looked closer to forty-five than sixty. Svelte. Doe-eyed. Thick chestnut
hair down to her shoulders. Yet even before she hugged him, as though
they’d been intimate friends for decades, or close relations, even before
she skimmed across the room as gracefully as a sloop in a regatta, as
fleet on her toes as Ginger Rogers, even before she said, “Oh, Arnold,” in
a tone that conveyed a lifetime of stockpiled sympathy, he knew instinctively that it was Marilyn.
“Oh, Arnold,” she said again. “You poor old thing.”
Arnold did not feel particularly old or poor, but somehow the words
felt necessary when she said them—a balm for an unfelt wound.
“It took an eternity to change my tickets. You know how Lufthansa

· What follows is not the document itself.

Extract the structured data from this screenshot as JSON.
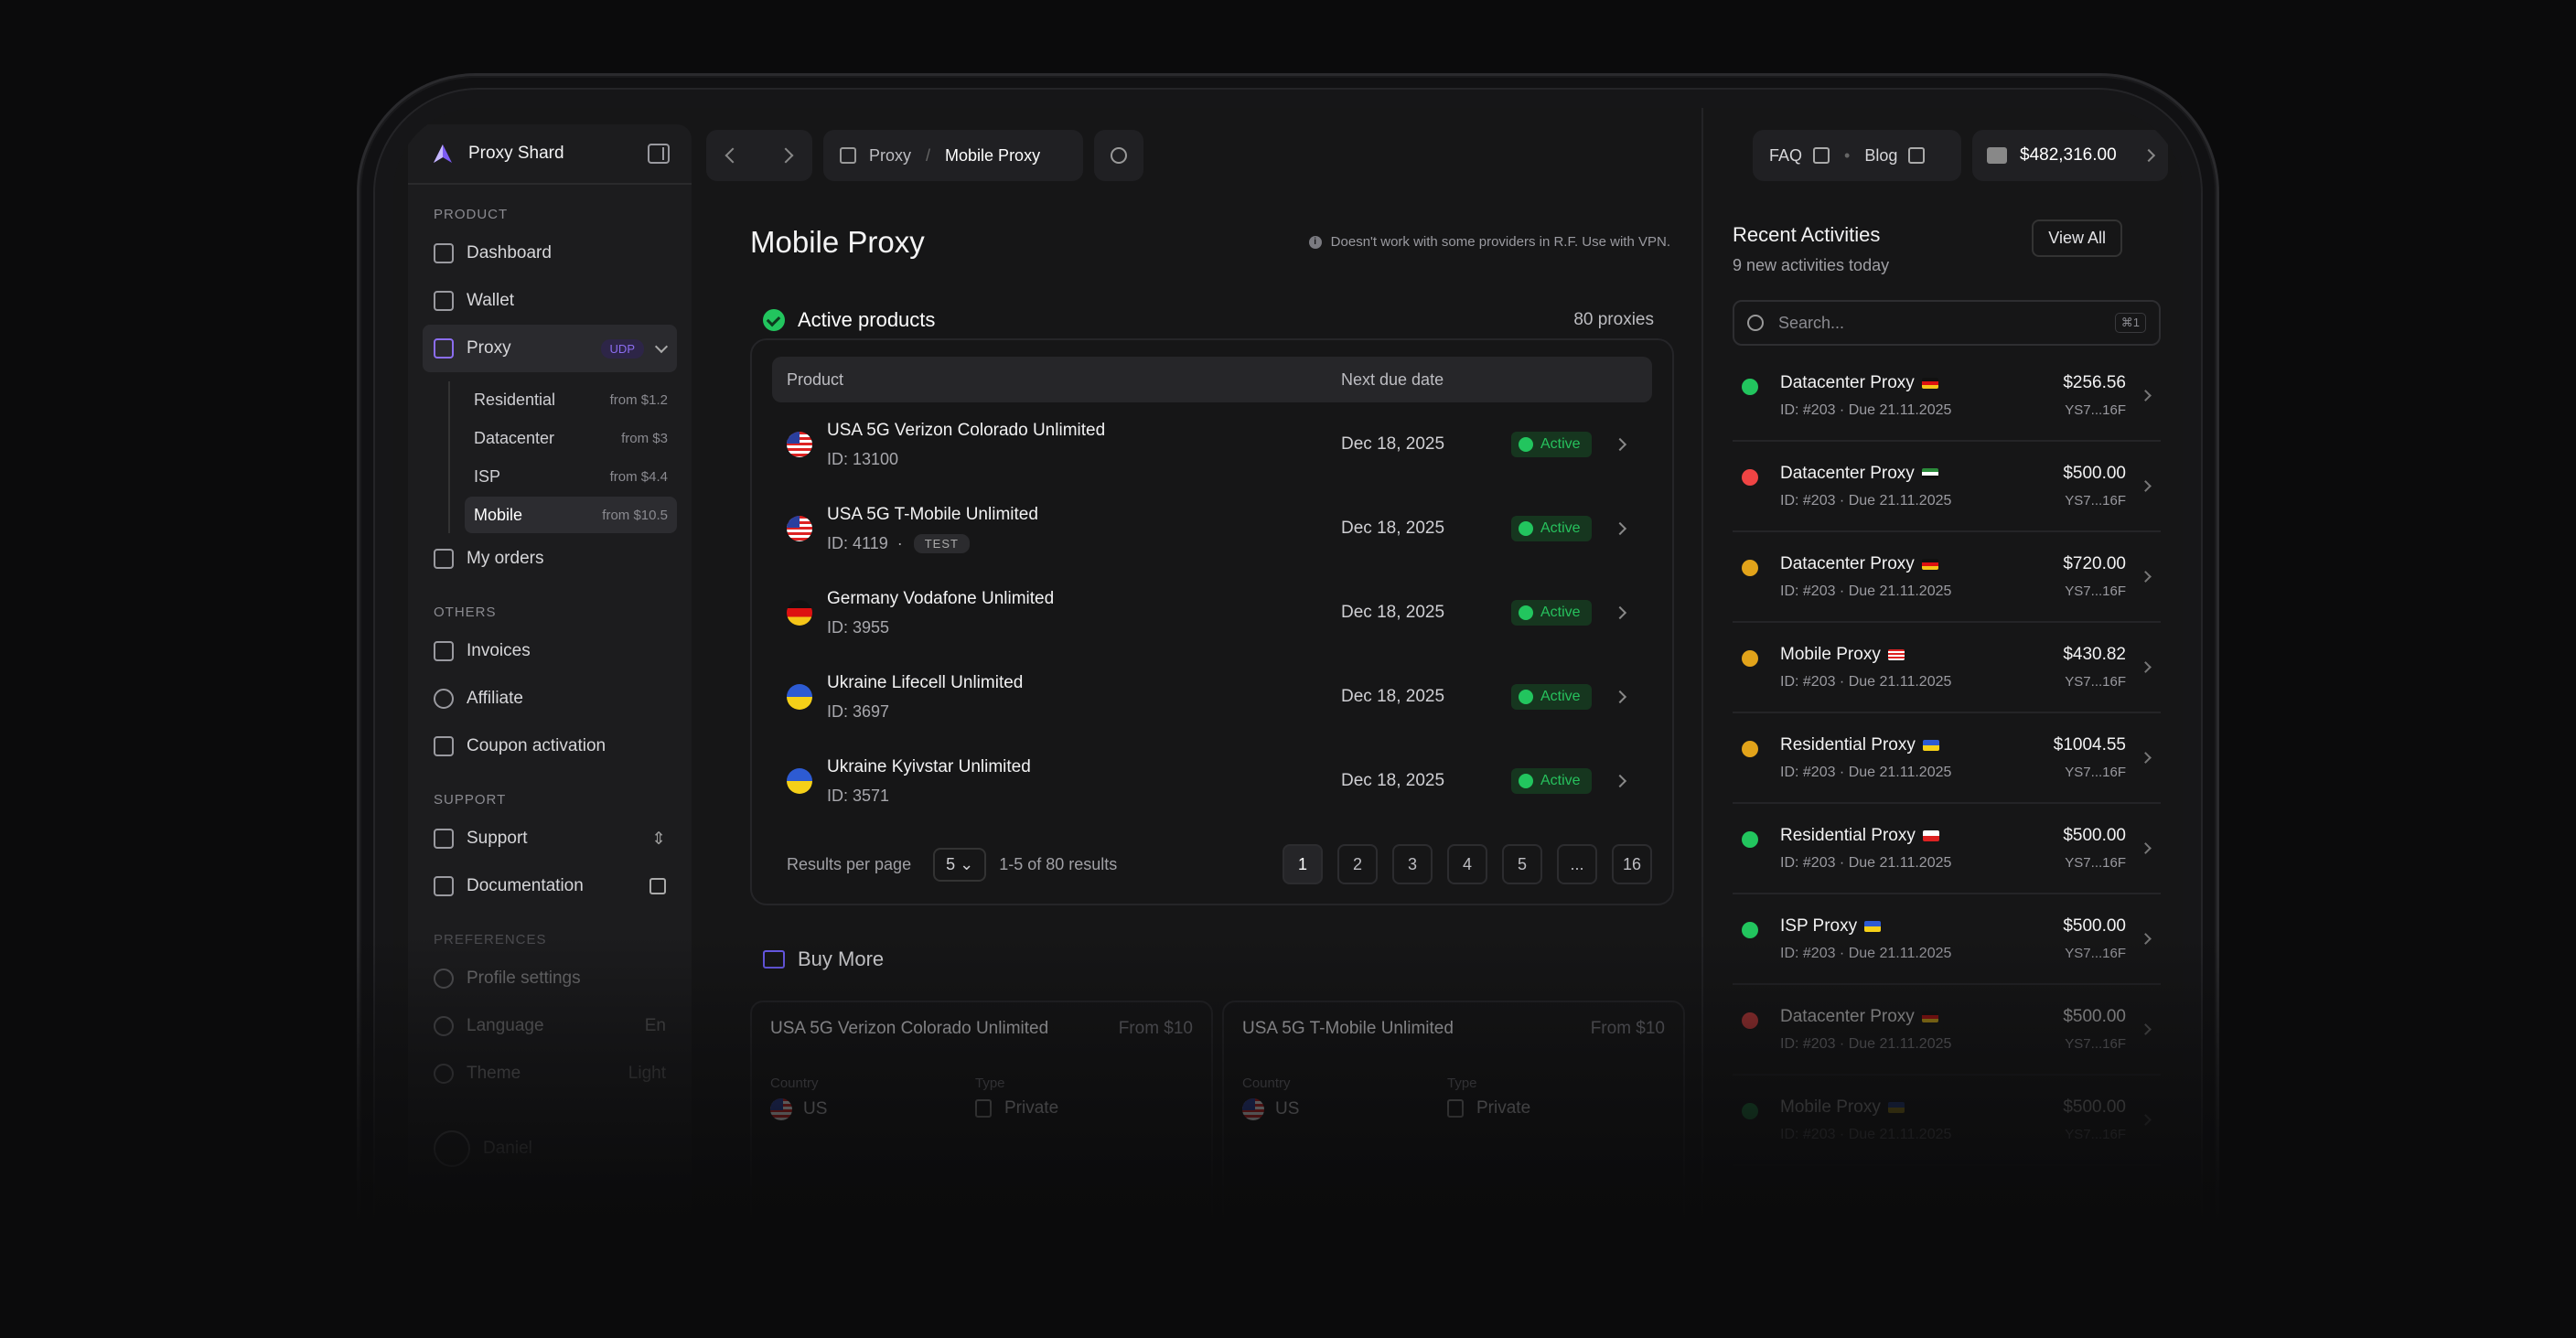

can be.” She clasped him by the elbow and led him into the sanctuary.
“Anyway, I’m here. How was the interment?”
Good question. Fortunately, Marilyn Loeb was not prone to lengthy
“I have an uncle buried at Mount Ararat. It’s lovely—or as lovely as a
cemetery can be, I suppose. Especially now with the peonies in bloom.
And we know how much Shirley adored her peonies.” Marilyn sighed.
“Henry and I had arrangements there. But I need not remind you how
that worked out! Can you believe he wanted to divide the plots in the
settlement? Thank God my lawyer made him buy me out. Divide the
plots! Who’s ever heard of anything so preposterous? And pessimistic, I
might add. The narcissistic bastard didn’t imagine I’d meet anyone else.”
Kappelschnitzer glanced at Marilyn’s fingers. No wedding band.
For all he knew, he was already having an affair with this unfamiliar
woman, much as Fritz Wainwright had had with Shirley, only nobody
had bothered to tell him. They advanced up the aisle. He nodded at
familiar faces, shook hands with Wainwright, with his former veterinarian’s widow. Good heavens, the old-timers had crawled out of the
woodwork. Marilyn waved to his cousin’s daughters, as though these
girls were her own kin. He appreciated her confidence, her certitude.
It reminded him a bit of who he was himself—at least, under ordinary
circumstances. But before he had much time to reflect upon these attributes, Rabbi Finklehorn greeted the mourners from the bimah, and then
a woman he didn’t know from Eve but who purported to be Shirley’s
baby sister from Brookline ascended the podium and launched into a
tribute. Marilyn Loeb followed with a brief reading from Edna St. Vincent Millay. Next to speak was his late wife’s pottery teacher from the
Y, followed by a classmate from Barnard. For the first time, he discov-